- [INFORMATION PROVIDED]:

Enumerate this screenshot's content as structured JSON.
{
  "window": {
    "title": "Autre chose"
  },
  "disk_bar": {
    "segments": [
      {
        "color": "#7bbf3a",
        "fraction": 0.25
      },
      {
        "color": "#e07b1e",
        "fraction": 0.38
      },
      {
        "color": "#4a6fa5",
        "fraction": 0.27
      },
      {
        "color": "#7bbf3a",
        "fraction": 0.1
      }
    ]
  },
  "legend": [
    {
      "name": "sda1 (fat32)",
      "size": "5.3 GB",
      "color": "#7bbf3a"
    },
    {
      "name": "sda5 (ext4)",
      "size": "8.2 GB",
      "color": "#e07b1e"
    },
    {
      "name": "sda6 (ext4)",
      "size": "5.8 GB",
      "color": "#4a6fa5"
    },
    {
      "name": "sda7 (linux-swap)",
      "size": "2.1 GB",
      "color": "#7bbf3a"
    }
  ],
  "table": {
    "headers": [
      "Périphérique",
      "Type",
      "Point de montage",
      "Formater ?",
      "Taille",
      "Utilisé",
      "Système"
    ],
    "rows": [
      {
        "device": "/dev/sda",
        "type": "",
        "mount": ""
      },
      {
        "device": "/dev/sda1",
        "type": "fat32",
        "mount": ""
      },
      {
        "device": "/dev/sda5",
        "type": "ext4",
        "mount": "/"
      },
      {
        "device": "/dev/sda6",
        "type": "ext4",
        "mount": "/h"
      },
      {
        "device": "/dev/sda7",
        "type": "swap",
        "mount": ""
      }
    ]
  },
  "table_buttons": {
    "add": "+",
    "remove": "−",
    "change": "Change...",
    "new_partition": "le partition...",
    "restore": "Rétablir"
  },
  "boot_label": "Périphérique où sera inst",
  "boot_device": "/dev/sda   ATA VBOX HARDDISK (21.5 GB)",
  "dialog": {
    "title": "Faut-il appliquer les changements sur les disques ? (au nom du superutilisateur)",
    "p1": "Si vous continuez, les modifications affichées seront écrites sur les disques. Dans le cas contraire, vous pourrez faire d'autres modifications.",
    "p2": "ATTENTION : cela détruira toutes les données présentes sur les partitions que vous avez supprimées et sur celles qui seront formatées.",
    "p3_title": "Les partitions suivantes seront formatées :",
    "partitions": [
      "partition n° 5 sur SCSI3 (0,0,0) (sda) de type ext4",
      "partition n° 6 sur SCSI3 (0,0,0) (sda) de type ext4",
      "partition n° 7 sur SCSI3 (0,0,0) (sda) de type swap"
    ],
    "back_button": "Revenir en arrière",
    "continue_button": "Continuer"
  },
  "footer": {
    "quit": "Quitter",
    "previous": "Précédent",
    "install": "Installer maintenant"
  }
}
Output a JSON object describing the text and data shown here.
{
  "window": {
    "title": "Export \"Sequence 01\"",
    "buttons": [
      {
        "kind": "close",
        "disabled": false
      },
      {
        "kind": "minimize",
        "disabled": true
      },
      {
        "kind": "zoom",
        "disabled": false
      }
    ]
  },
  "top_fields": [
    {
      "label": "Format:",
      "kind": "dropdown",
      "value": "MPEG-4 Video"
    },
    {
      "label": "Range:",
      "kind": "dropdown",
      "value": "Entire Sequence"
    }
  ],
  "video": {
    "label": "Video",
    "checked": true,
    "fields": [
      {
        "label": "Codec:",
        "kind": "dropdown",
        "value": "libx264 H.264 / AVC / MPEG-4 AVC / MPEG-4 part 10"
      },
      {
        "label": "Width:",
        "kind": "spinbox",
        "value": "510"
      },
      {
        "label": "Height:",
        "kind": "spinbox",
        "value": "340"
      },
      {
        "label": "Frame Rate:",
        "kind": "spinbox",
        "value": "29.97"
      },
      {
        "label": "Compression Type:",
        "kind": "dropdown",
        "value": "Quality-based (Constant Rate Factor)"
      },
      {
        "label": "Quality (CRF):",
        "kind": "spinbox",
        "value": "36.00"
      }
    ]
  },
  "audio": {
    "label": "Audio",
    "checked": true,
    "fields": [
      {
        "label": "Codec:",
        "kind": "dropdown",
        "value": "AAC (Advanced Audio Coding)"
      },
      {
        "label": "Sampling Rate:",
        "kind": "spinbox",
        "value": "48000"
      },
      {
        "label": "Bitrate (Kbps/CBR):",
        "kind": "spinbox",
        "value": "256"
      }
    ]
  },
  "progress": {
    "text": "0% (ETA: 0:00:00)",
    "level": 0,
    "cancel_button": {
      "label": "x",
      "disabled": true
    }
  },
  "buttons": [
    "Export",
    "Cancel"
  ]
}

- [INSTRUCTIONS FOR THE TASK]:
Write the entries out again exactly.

- [RESULT OF THIS EXERCISE]:
Enumerate this screenshot's content as structured JSON.
{
  "window": {
    "title": "Autre chose"
  },
  "disk_bar": {
    "segments": [
      {
        "color": "#7bbf3a",
        "fraction": 0.25
      },
      {
        "color": "#e07b1e",
        "fraction": 0.38
      },
      {
        "color": "#4a6fa5",
        "fraction": 0.27
      },
      {
        "color": "#7bbf3a",
        "fraction": 0.1
      }
    ]
  },
  "legend": [
    {
      "name": "sda1 (fat32)",
      "size": "5.3 GB",
      "color": "#7bbf3a"
    },
    {
      "name": "sda5 (ext4)",
      "size": "8.2 GB",
      "color": "#e07b1e"
    },
    {
      "name": "sda6 (ext4)",
      "size": "5.8 GB",
      "color": "#4a6fa5"
    },
    {
      "name": "sda7 (linux-swap)",
      "size": "2.1 GB",
      "color": "#7bbf3a"
    }
  ],
  "table": {
    "headers": [
      "Périphérique",
      "Type",
      "Point de montage",
      "Formater ?",
      "Taille",
      "Utilisé",
      "Système"
    ],
    "rows": [
      {
        "device": "/dev/sda",
        "type": "",
        "mount": ""
      },
      {
        "device": "/dev/sda1",
        "type": "fat32",
        "mount": ""
      },
      {
        "device": "/dev/sda5",
        "type": "ext4",
        "mount": "/"
      },
      {
        "device": "/dev/sda6",
        "type": "ext4",
        "mount": "/h"
      },
      {
        "device": "/dev/sda7",
        "type": "swap",
        "mount": ""
      }
    ]
  },
  "table_buttons": {
    "add": "+",
    "remove": "−",
    "change": "Change...",
    "new_partition": "le partition...",
    "restore": "Rétablir"
  },
  "boot_label": "Périphérique où sera inst",
  "boot_device": "/dev/sda   ATA VBOX HARDDISK (21.5 GB)",
  "dialog": {
    "title": "Faut-il appliquer les changements sur les disques ? (au nom du superutilisateur)",
    "p1": "Si vous continuez, les modifications affichées seront écrites sur les disques. Dans le cas contraire, vous pourrez faire d'autres modifications.",
    "p2": "ATTENTION : cela détruira toutes les données présentes sur les partitions que vous avez supprimées et sur celles qui seront formatées.",
    "p3_title": "Les partitions suivantes seront formatées :",
    "partitions": [
      "partition n° 5 sur SCSI3 (0,0,0) (sda) de type ext4",
      "partition n° 6 sur SCSI3 (0,0,0) (sda) de type ext4",
      "partition n° 7 sur SCSI3 (0,0,0) (sda) de type swap"
    ],
    "back_button": "Revenir en arrière",
    "continue_button": "Continuer"
  },
  "footer": {
    "quit": "Quitter",
    "previous": "Précédent",
    "install": "Installer maintenant"
  }
}
Output a JSON object describing the text and data shown here.
{
  "window": {
    "title": "Export \"Sequence 01\"",
    "buttons": [
      {
        "kind": "close",
        "disabled": false
      },
      {
        "kind": "minimize",
        "disabled": true
      },
      {
        "kind": "zoom",
        "disabled": false
      }
    ]
  },
  "top_fields": [
    {
      "label": "Format:",
      "kind": "dropdown",
      "value": "MPEG-4 Video"
    },
    {
      "label": "Range:",
      "kind": "dropdown",
      "value": "Entire Sequence"
    }
  ],
  "video": {
    "label": "Video",
    "checked": true,
    "fields": [
      {
        "label": "Codec:",
        "kind": "dropdown",
        "value": "libx264 H.264 / AVC / MPEG-4 AVC / MPEG-4 part 10"
      },
      {
        "label": "Width:",
        "kind": "spinbox",
        "value": "510"
      },
      {
        "label": "Height:",
        "kind": "spinbox",
        "value": "340"
      },
      {
        "label": "Frame Rate:",
        "kind": "spinbox",
        "value": "29.97"
      },
      {
        "label": "Compression Type:",
        "kind": "dropdown",
        "value": "Quality-based (Constant Rate Factor)"
      },
      {
        "label": "Quality (CRF):",
        "kind": "spinbox",
        "value": "36.00"
      }
    ]
  },
  "audio": {
    "label": "Audio",
    "checked": true,
    "fields": [
      {
        "label": "Codec:",
        "kind": "dropdown",
        "value": "AAC (Advanced Audio Coding)"
      },
      {
        "label": "Sampling Rate:",
        "kind": "spinbox",
        "value": "48000"
      },
      {
        "label": "Bitrate (Kbps/CBR):",
        "kind": "spinbox",
        "value": "256"
      }
    ]
  },
  "progress": {
    "text": "0% (ETA: 0:00:00)",
    "level": 0,
    "cancel_button": {
      "label": "x",
      "disabled": true
    }
  },
  "buttons": [
    "Export",
    "Cancel"
  ]
}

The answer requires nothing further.